▶ ABOUT THIS EXERCISE
Copy each line below as it stands, but skip any picture it contains.

*** Begin section ***

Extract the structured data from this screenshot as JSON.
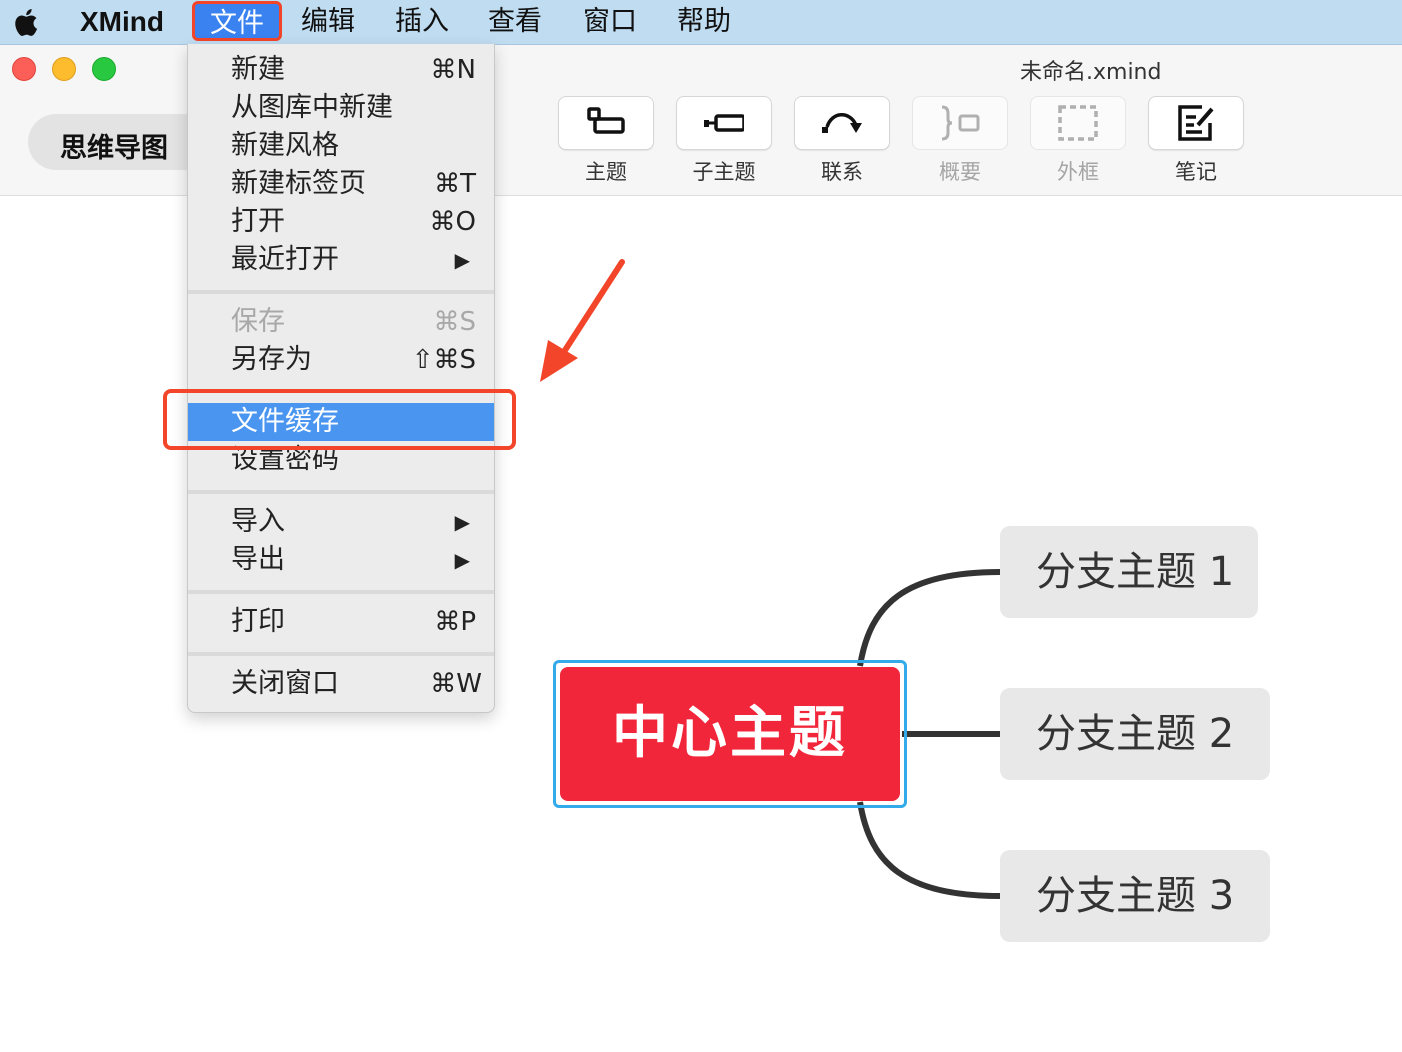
{
  "menubar": {
    "app_name": "XMind",
    "file": "文件",
    "edit": "编辑",
    "insert": "插入",
    "view": "查看",
    "window": "窗口",
    "help": "帮助"
  },
  "window": {
    "title": "未命名.xmind",
    "tab": "思维导图"
  },
  "toolbar": {
    "topic": "主题",
    "subtopic": "子主题",
    "relationship": "联系",
    "summary": "概要",
    "boundary": "外框",
    "notes": "笔记"
  },
  "file_menu": {
    "new": {
      "label": "新建",
      "shortcut": "⌘N"
    },
    "new_from_library": {
      "label": "从图库中新建"
    },
    "new_style": {
      "label": "新建风格"
    },
    "new_tab": {
      "label": "新建标签页",
      "shortcut": "⌘T"
    },
    "open": {
      "label": "打开",
      "shortcut": "⌘O"
    },
    "open_recent": {
      "label": "最近打开"
    },
    "save": {
      "label": "保存",
      "shortcut": "⌘S"
    },
    "save_as": {
      "label": "另存为",
      "shortcut": "⇧⌘S"
    },
    "file_cache": {
      "label": "文件缓存"
    },
    "set_password": {
      "label": "设置密码"
    },
    "import": {
      "label": "导入"
    },
    "export": {
      "label": "导出"
    },
    "print": {
      "label": "打印",
      "shortcut": "⌘P"
    },
    "close_window": {
      "label": "关闭窗口",
      "shortcut": "⌘W"
    }
  },
  "mindmap": {
    "central": "中心主题",
    "branches": [
      "分支主题 1",
      "分支主题 2",
      "分支主题 3"
    ]
  },
  "colors": {
    "central_topic": "#f2263a",
    "selection": "#33aaea",
    "menu_highlight": "#4a95f0",
    "annotation": "#f2452a"
  }
}
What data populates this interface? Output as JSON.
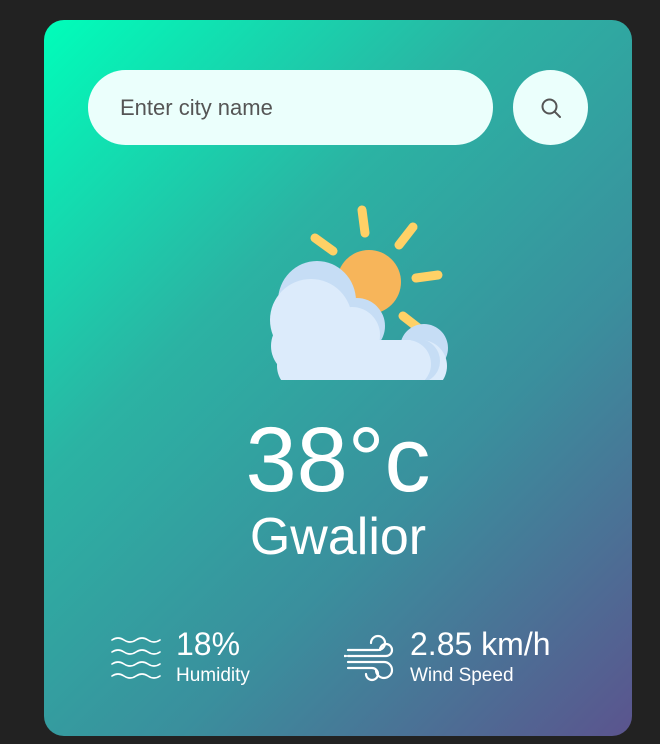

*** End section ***

▶ RESULT BELOW
Extract the structured data from this screenshot as JSON.
{
  "menubar": {
    "app_name": "XMind",
    "file": "文件",
    "edit": "编辑",
    "insert": "插入",
    "view": "查看",
    "window": "窗口",
    "help": "帮助"
  },
  "window": {
    "title": "未命名.xmind",
    "tab": "思维导图"
  },
  "toolbar": {
    "topic": "主题",
    "subtopic": "子主题",
    "relationship": "联系",
    "summary": "概要",
    "boundary": "外框",
    "notes": "笔记"
  },
  "file_menu": {
    "new": {
      "label": "新建",
      "shortcut": "⌘N"
    },
    "new_from_library": {
      "label": "从图库中新建"
    },
    "new_style": {
      "label": "新建风格"
    },
    "new_tab": {
      "label": "新建标签页",
      "shortcut": "⌘T"
    },
    "open": {
      "label": "打开",
      "shortcut": "⌘O"
    },
    "open_recent": {
      "label": "最近打开"
    },
    "save": {
      "label": "保存",
      "shortcut": "⌘S"
    },
    "save_as": {
      "label": "另存为",
      "shortcut": "⇧⌘S"
    },
    "file_cache": {
      "label": "文件缓存"
    },
    "set_password": {
      "label": "设置密码"
    },
    "import": {
      "label": "导入"
    },
    "export": {
      "label": "导出"
    },
    "print": {
      "label": "打印",
      "shortcut": "⌘P"
    },
    "close_window": {
      "label": "关闭窗口",
      "shortcut": "⌘W"
    }
  },
  "mindmap": {
    "central": "中心主题",
    "branches": [
      "分支主题 1",
      "分支主题 2",
      "分支主题 3"
    ]
  },
  "colors": {
    "central_topic": "#f2263a",
    "selection": "#33aaea",
    "menu_highlight": "#4a95f0",
    "annotation": "#f2452a"
  }
}
What data populates this interface? Output as JSON.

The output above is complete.